Kentucky’s No. 18 spot in the latest AP poll is a far cry from the Wildcats’ status as preseason championship favorites with a No. 1 ranking. The gap between projections and reality is bigger for Kentucky than for pretty much any other team in college hoops, and the discrepancies come in all shapes and sizes.
James Young, for instance, has actually looked better than what seemed likely before the year began. Instead of scratching out playing time from the bench behind Alex Poythress, the freshman forward leaped into a starting role immediately and has become the top long-range threat in Kentucky’s offense.
Herein, a closer look at Young’s ascension and four more ways the preseason image of the 'Cats turned out not to reflect the real thing.
With a projected starting lineup featuring five players 6’6” or taller, rebounding seemed like it would be the least of Kentucky’s concerns.
Indeed, the Wildcats have been grabbing the seventh-highest board total of any team in the country—and it still hasn’t cut down on one of their key vulnerabilities.
Kentucky is tied for 314th nationally in offensive rebounds allowed, and the 13.1 boards they’re handing back to their opponents every night puts them just behind such powerhouses as Central Connecticut State.
So far, only Baylor has really capitalized on that problem, but SEC rebounding machines such as Tennessee’s Jeronne Maymon and Missouri’s Johnathan Williams III are fast approaching on the schedule.
In a freshman class full of McDonald’s All-Americans, the comparatively undecorated Dominique Hawkins looked like an afterthought. In reality, last year’s Kentucky Mr. Basketball has earned an ever larger share of the minutes in this year’s Wildcats backcourt.
With Andrew Harrison proving to be the least effective of the 'Cats starters, Hawkins’ services as backup point guard have quickly evolved from a luxury into a necessity.
He’s up to 12.8 minutes per game following a career night (three assists, four rebounds and a steal in 22 minutes) in a win over Belmont.
Although Kentucky returned just two sophomores from last season’s heralded recruiting class, both had extensive starting experience.
However, while Willie Cauley-Stein has been even more dominant in the middle than he was a year ago, classmate Alex Poythress has been most valuable for ceding the spotlight to freshman James Young.
Poythress, the second-leading scorer on the 2012-13 roster, has been most productive this year as a designated rebounder off the bench (6.0 boards in just 17.8 minutes a night).
Young, meanwhile, has started every game and been the team’s most reliable three-point threat, with neither player leaving any doubt as to who should hold the starting job.
Every major scouting service had Andrew Harrison (uniform No. 5 at left) ranked higher than twin brother Aaron (No. 2).
Whether the point guard half of the fabled twins turns out to be a better pro prospect or not, he’s certainly taken a back seat to shooting guard Aaron this season.

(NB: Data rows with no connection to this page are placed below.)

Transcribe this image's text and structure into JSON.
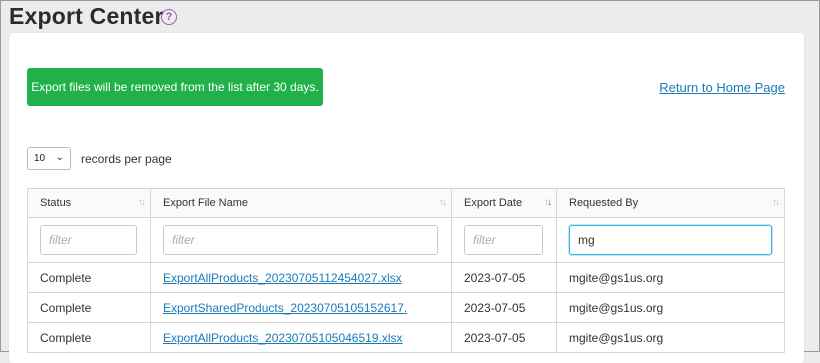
{
  "page": {
    "title": "Export Center",
    "help_icon": "?"
  },
  "notice": {
    "text": "Export files will be removed from the list after 30 days."
  },
  "links": {
    "return_home": "Return to Home Page"
  },
  "pagination": {
    "records_per_page_value": "10",
    "records_per_page_label": "records per page"
  },
  "table": {
    "columns": [
      "Status",
      "Export File Name",
      "Export Date",
      "Requested By"
    ],
    "filters": [
      {
        "placeholder": "filter",
        "value": ""
      },
      {
        "placeholder": "filter",
        "value": ""
      },
      {
        "placeholder": "filter",
        "value": ""
      },
      {
        "placeholder": "filter",
        "value": "mg"
      }
    ],
    "rows": [
      {
        "status": "Complete",
        "file": "ExportAllProducts_20230705112454027.xlsx",
        "date": "2023-07-05",
        "by": "mgite@gs1us.org"
      },
      {
        "status": "Complete",
        "file": "ExportSharedProducts_20230705105152617.",
        "date": "2023-07-05",
        "by": "mgite@gs1us.org"
      },
      {
        "status": "Complete",
        "file": "ExportAllProducts_20230705105046519.xlsx",
        "date": "2023-07-05",
        "by": "mgite@gs1us.org"
      }
    ]
  },
  "colors": {
    "notice_bg": "#20b14a",
    "link": "#1a7ab8",
    "sort_active": "#8e44ad",
    "focus_border": "#41b6e6"
  },
  "icons": {
    "help": "question-circle-icon",
    "dropdown": "chevron-down-icon",
    "sort": "sort-arrows-icon"
  }
}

Aaron Harrison is outplaying his brother in every category except assists, and even there, Andrew’s lead isn’t a big one (3.5 per game vs. 2.3, the two highest averages on the team).
Andrew has been a distinct disappointment as floor leader of an outstanding offense, while Aaron has been both the second-leading scorer and the best two-way player on the Wildcats roster.
One of the most consistent aspects of John Calipari's tenure at Kentucky has been the Wildcats’ ability to clamp down on opposing offenses.
With Willie Cauley-Stein back to anchor the middle, the defense looked like the least of Coach Cal’s worries, when in fact it’s been a major contributor to an underachieving start.
The Wildcats rank just 69th nationally in scoring D (66.3 points per game) despite blocking the sixth-most shots in the country.
Between their porous defensive rebounding inside and a shaky perimeter corps that ranks 109th in three-point percentage allowed, these 'Cats have been decidedly vulnerable when they don’t have the ball in their hands.